For a nonnegative integer m, pi(m) = A000720(m). It is well-known that if
m >= 17, then m/log(m) < pi(m). [Rosser and Schoenfeld]
Fix a real exponent d > 0. If m is big enough, then m < (m/log(m)) + (m/log(m))^(1 + d). In particular, choosing d = 1/n, with n >= 1, we deduce that a(n) exists.
Note that different choices of the exponent d will produce analogous sequences.
The estimates of pi(m) in [Dusart, Thm. 5.1] and [Axler, Thm. 2] allow us to obtain upper and lower bounds for a(n). In particular, we can conclude that in base 10:
a(11) has 20 digits, starting with 430;
a(12) has 22 digits, starting with 826;
a(13) has 25 digits, starting with 1729;
a(14) has 27 digits, starting with 392;
a(15) has 29 digits, starting with 962;
a(16) has 32 digits, starting with 2534.

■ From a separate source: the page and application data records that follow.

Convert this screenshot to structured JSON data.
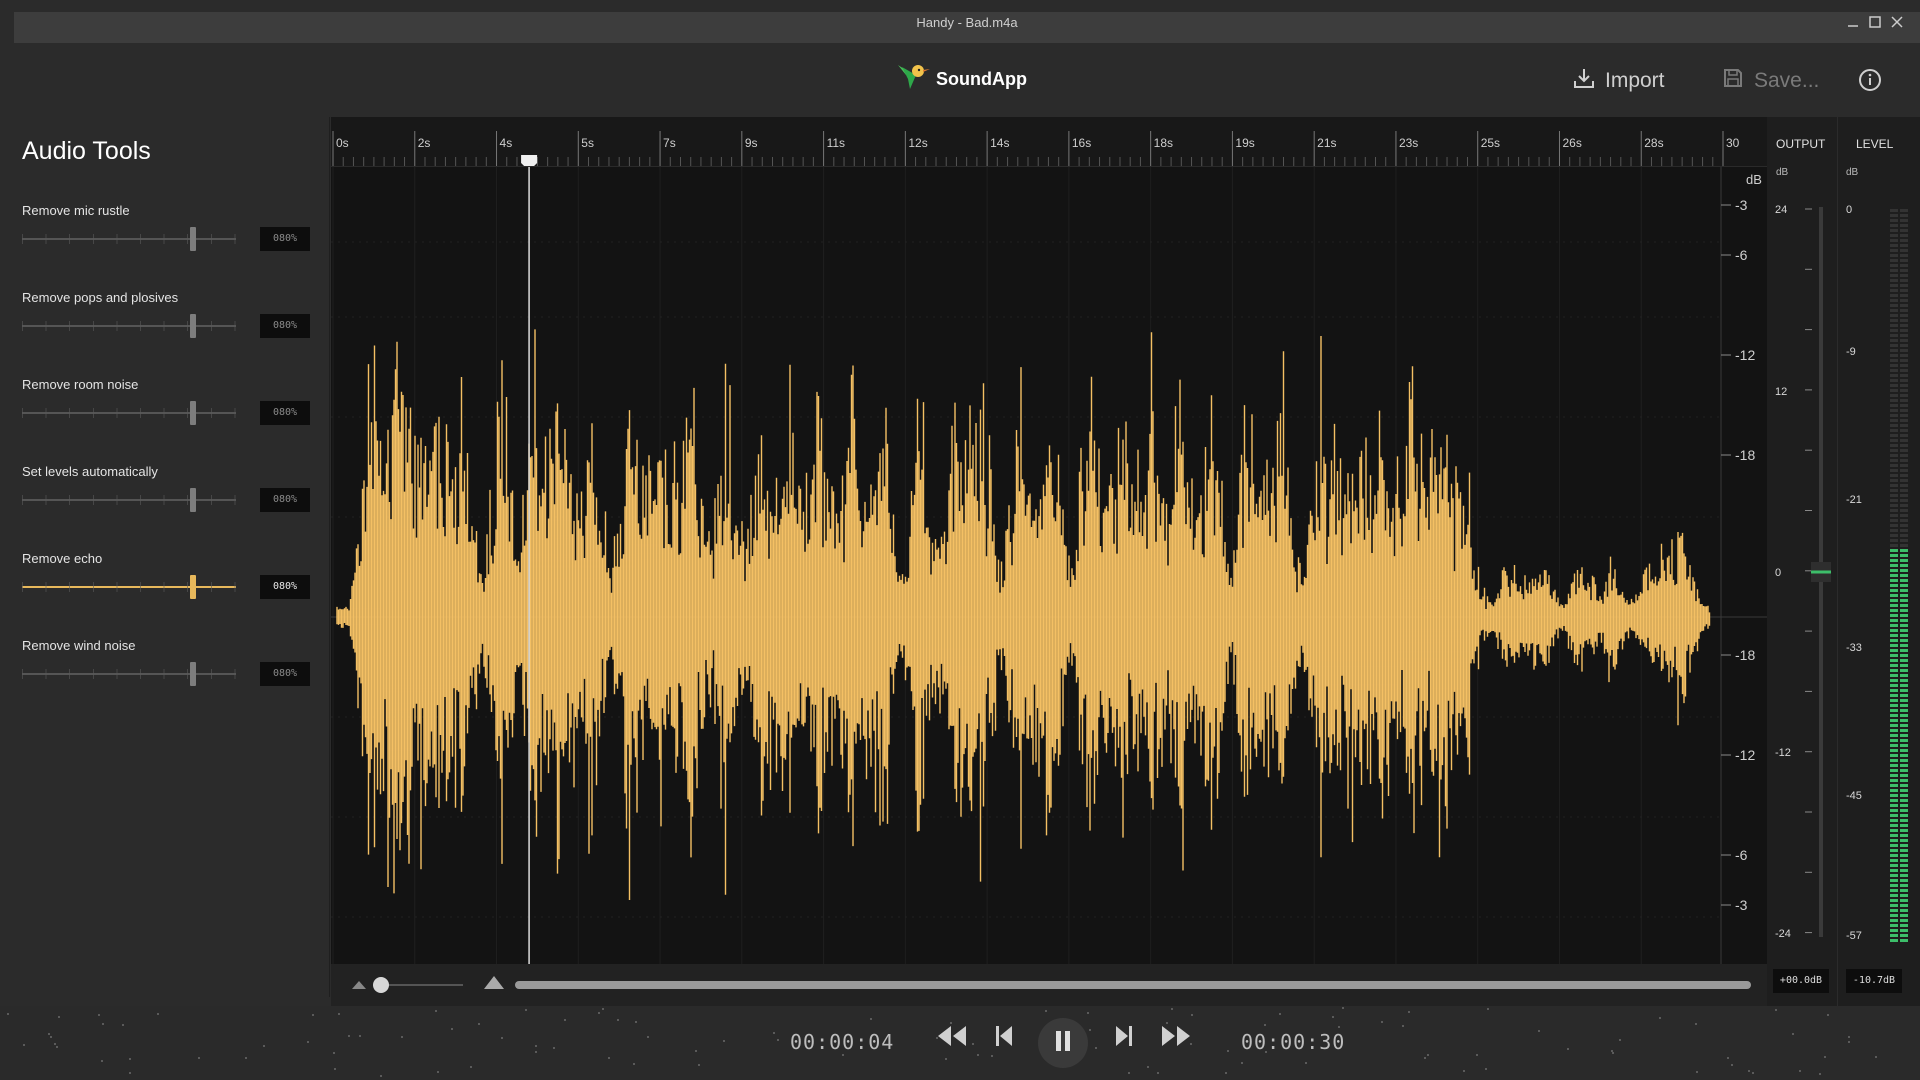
{
  "window": {
    "title": "Handy - Bad.m4a"
  },
  "app": {
    "name": "SoundApp",
    "import_label": "Import",
    "save_label": "Save..."
  },
  "sidebar": {
    "heading": "Audio Tools",
    "tools": [
      {
        "label": "Remove mic rustle",
        "value": "080%",
        "active": false
      },
      {
        "label": "Remove pops and plosives",
        "value": "080%",
        "active": false
      },
      {
        "label": "Remove room noise",
        "value": "080%",
        "active": false
      },
      {
        "label": "Set levels automatically",
        "value": "080%",
        "active": false
      },
      {
        "label": "Remove echo",
        "value": "080%",
        "active": true
      },
      {
        "label": "Remove wind noise",
        "value": "080%",
        "active": false
      }
    ]
  },
  "waveform": {
    "ruler_labels": [
      "0s",
      "2s",
      "4s",
      "5s",
      "7s",
      "9s",
      "11s",
      "12s",
      "14s",
      "16s",
      "18s",
      "19s",
      "21s",
      "23s",
      "25s",
      "26s",
      "28s",
      "30"
    ],
    "db_unit": "dB",
    "db_labels": [
      "-3",
      "-6",
      "-12",
      "-18",
      "-18",
      "-12",
      "-6",
      "-3"
    ],
    "playhead_seconds": 4.6,
    "colors": {
      "wave": "#f4c064",
      "background": "#131313"
    }
  },
  "output_meter": {
    "heading": "OUTPUT",
    "unit": "dB",
    "labels": [
      "24",
      "12",
      "0",
      "-12",
      "-24"
    ],
    "readout": "+00.0dB",
    "level_fraction": 0.5
  },
  "level_meter": {
    "heading": "LEVEL",
    "unit": "dB",
    "labels": [
      "0",
      "-9",
      "-21",
      "-33",
      "-45",
      "-57"
    ],
    "readout": "-10.7dB",
    "color": "#3dbe6a"
  },
  "transport": {
    "current_time": "00:00:04",
    "total_time": "00:00:30"
  }
}
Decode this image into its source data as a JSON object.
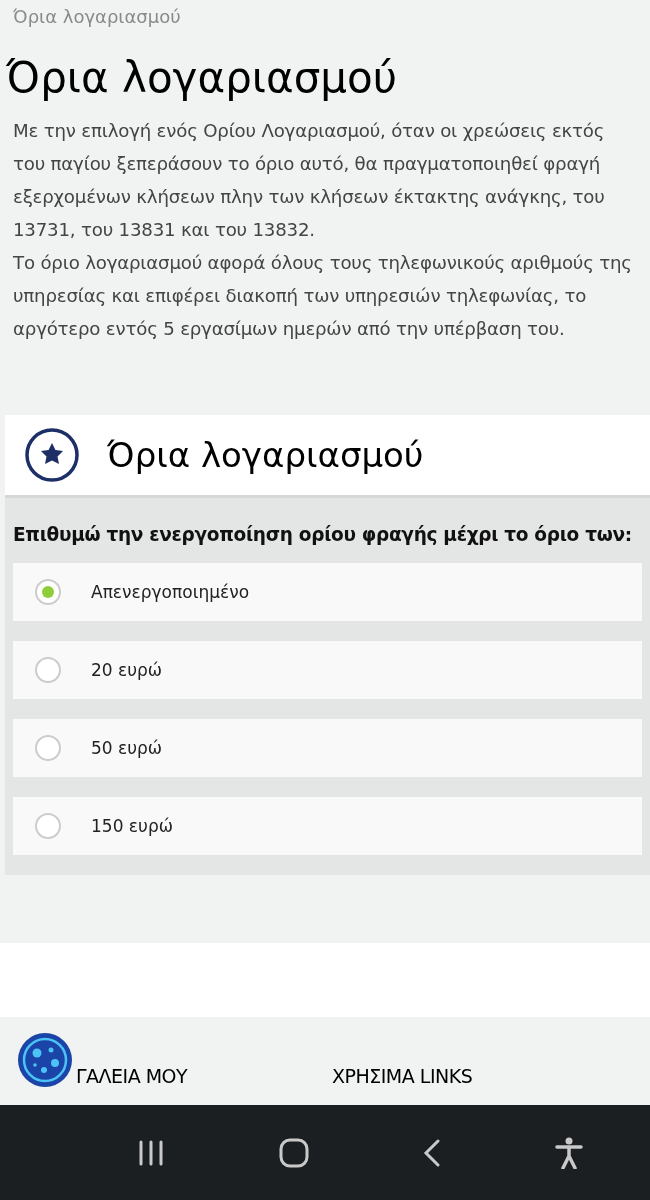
{
  "breadcrumb": "Όρια λογαριασμού",
  "title": "Όρια λογαριασμού",
  "description": [
    "Με την επιλογή ενός Ορίου Λογαριασμού, όταν οι χρεώσεις εκτός του παγίου ξεπεράσουν το όριο αυτό, θα πραγματοποιηθεί φραγή εξερχομένων κλήσεων πλην των κλήσεων έκτακτης ανάγκης, του 13731, του 13831 και του 13832.",
    "Το όριο λογαριασμού αφορά όλους τους τηλεφωνικούς αριθμούς της υπηρεσίας και επιφέρει διακοπή των υπηρεσιών τηλεφωνίας, το αργότερο εντός 5 εργασίμων ημερών από την υπέρβαση του."
  ],
  "card": {
    "title": "Όρια λογαριασμού",
    "question": "Επιθυμώ την ενεργοποίηση ορίου φραγής μέχρι το όριο των:",
    "options": [
      {
        "label": "Απενεργοποιημένο",
        "selected": true
      },
      {
        "label": "20 ευρώ",
        "selected": false
      },
      {
        "label": "50 ευρώ",
        "selected": false
      },
      {
        "label": "150 ευρώ",
        "selected": false
      }
    ]
  },
  "footer": {
    "links": [
      "ΓΑΛΕΙΑ ΜΟΥ",
      "ΧΡΗΣΙΜΑ LINKS"
    ]
  }
}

The tool primecount [Walisch], used to compute pi(10^27) in A006880, can handle pi(m) for m <= 10^31, and since (a(n)) is monotonically increasing, it seems that the computation of a(n) for n >= 16 will be challenging.